Source data
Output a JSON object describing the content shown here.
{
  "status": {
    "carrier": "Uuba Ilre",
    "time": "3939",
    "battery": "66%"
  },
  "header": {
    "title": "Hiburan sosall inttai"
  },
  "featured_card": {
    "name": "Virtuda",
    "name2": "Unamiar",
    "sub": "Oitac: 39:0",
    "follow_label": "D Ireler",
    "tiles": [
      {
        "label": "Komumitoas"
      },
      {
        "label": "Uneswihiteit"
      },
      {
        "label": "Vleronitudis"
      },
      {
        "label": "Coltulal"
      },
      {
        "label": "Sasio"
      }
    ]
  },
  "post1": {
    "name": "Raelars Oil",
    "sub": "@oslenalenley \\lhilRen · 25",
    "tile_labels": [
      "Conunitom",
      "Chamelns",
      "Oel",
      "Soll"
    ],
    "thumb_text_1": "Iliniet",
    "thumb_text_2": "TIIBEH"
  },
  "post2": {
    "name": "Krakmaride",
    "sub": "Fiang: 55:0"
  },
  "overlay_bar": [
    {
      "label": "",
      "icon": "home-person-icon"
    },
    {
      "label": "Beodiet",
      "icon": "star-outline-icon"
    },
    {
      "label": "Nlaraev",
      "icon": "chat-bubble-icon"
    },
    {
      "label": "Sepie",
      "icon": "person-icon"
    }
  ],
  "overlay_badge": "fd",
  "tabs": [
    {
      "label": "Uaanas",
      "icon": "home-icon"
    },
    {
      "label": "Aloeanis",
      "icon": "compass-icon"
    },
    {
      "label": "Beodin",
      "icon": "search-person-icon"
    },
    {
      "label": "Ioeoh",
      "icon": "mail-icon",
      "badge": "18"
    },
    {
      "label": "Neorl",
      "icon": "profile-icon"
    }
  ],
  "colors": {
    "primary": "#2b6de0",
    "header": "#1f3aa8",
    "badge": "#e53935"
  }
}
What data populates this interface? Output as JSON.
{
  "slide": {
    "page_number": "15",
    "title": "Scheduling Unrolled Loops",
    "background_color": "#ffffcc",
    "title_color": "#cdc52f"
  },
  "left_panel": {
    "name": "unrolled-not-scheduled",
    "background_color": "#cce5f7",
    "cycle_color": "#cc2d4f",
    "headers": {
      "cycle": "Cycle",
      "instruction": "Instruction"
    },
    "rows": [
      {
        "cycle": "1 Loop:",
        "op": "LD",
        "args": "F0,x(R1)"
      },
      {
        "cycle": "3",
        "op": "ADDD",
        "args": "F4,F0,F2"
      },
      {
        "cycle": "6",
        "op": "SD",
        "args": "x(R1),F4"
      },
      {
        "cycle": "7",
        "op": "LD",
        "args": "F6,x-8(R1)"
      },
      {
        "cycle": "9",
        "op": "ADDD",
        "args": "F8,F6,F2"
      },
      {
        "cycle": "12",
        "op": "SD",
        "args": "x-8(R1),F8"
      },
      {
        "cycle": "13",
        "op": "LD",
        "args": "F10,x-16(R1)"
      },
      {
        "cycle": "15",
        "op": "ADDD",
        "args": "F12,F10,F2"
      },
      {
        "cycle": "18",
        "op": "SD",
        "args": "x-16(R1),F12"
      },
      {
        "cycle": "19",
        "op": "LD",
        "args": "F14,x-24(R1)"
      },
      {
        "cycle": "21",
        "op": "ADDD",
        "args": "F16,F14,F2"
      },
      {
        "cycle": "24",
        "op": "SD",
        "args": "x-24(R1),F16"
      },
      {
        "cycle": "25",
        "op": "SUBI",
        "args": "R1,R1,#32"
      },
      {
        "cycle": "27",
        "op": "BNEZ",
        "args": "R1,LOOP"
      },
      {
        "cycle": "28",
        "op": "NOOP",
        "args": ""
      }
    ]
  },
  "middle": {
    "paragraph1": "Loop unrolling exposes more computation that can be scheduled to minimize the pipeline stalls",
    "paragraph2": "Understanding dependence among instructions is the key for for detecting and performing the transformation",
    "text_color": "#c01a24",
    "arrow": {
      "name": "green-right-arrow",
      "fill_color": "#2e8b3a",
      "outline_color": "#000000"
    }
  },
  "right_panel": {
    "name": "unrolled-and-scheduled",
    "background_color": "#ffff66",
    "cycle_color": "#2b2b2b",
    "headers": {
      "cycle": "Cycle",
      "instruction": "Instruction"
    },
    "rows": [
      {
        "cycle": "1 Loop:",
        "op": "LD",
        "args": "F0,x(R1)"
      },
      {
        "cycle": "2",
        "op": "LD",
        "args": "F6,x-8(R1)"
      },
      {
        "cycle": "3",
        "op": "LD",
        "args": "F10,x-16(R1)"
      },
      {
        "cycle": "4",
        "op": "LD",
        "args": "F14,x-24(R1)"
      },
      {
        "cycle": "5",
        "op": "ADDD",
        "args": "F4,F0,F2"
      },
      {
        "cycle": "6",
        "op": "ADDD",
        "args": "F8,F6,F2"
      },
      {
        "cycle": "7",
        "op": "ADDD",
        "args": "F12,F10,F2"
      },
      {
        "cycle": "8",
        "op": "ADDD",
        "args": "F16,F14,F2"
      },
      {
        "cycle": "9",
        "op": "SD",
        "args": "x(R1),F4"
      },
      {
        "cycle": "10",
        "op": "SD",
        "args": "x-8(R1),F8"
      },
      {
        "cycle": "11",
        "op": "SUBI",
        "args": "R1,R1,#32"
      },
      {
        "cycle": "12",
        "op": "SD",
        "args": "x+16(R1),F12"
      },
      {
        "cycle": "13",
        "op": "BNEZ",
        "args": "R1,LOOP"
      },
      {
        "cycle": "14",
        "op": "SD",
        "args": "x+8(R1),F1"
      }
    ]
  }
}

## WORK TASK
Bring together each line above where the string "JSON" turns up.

## TASK SOLUTION
Output a JSON object describing the content shown here.
What data populates this interface? Output as JSON.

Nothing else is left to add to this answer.